Why tear down something that’s still functional, that still works, that reflects amazing construction techniques in excellent condition? It seems incredibly wasteful to me, whether or not people salvage the remainders of the building. This isn’t like knocking down a sandcastle on the beach, but deliberately destroying a piece of elaborate sand art that someone took days or even weeks to build up. Every era commits its own sins, including unspeakable destruction of buildings and cultural artefacts, but that doesn’t mean we need to join them. We can rise above the fray, be better people, treasure what past generations have given us instead of throwing it away.

A building that’s endured for decades or centuries offers an obvious and inescapable advantage in regions with frequent robust weather: If it’s still standing, that might be a sign of something. Though such buildings may not be constructed to modern code, whatever code they were constructed to has allowed them to survive earthquakes, hurricanes, floods, tornados, and other natural disasters, which suggests that perhaps they should continue to be allowed to stand, and purposed for use by interested tenants who might find it appealing to have a structure that won’t fall down when the weather kicks up. Similarly, while such buildings may fall into disrepair and look a bit sad and weathered, often very interesting things come up with a bit of patience — as for example when I was looking at a home with hideous carpets, pulled up a corner, and found pristine wood floors. That awful drop popcorn ceiling might be hiding something incredible. When washed down, that facade could reveal something startling. Old buildings have secrets and they’re waiting to be unlocked, so why would we destroy the potential of finding out what they’re hiding?

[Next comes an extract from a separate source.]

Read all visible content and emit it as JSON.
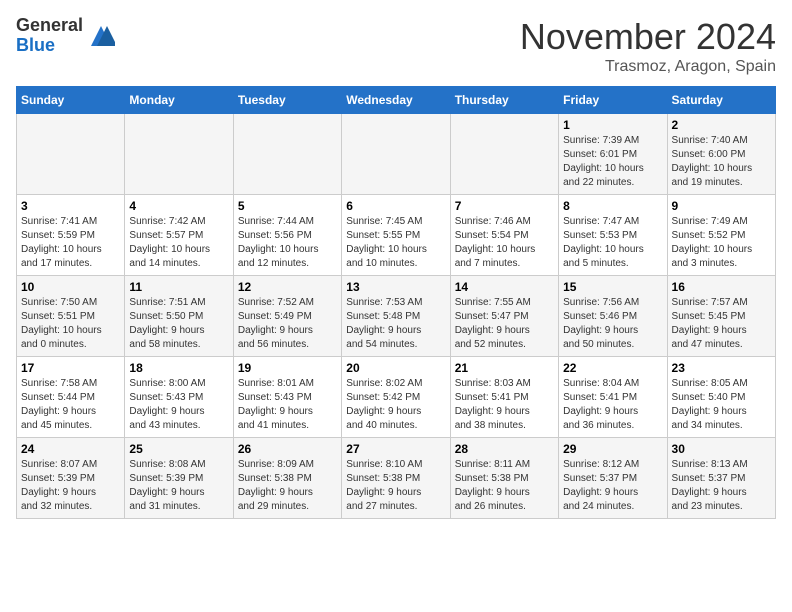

I just wish that we loved old structures a little more, treasured them as part of our heritage, and that also they weren’t a pursuit of society’s elite. In some cultures, perfectly ordinary people and businesses inhabit ancient buildings, and the same should hold true everywhere. History is alive. It waits for nobody.

Image: Through Three Windows, Scott Johnson, Flickr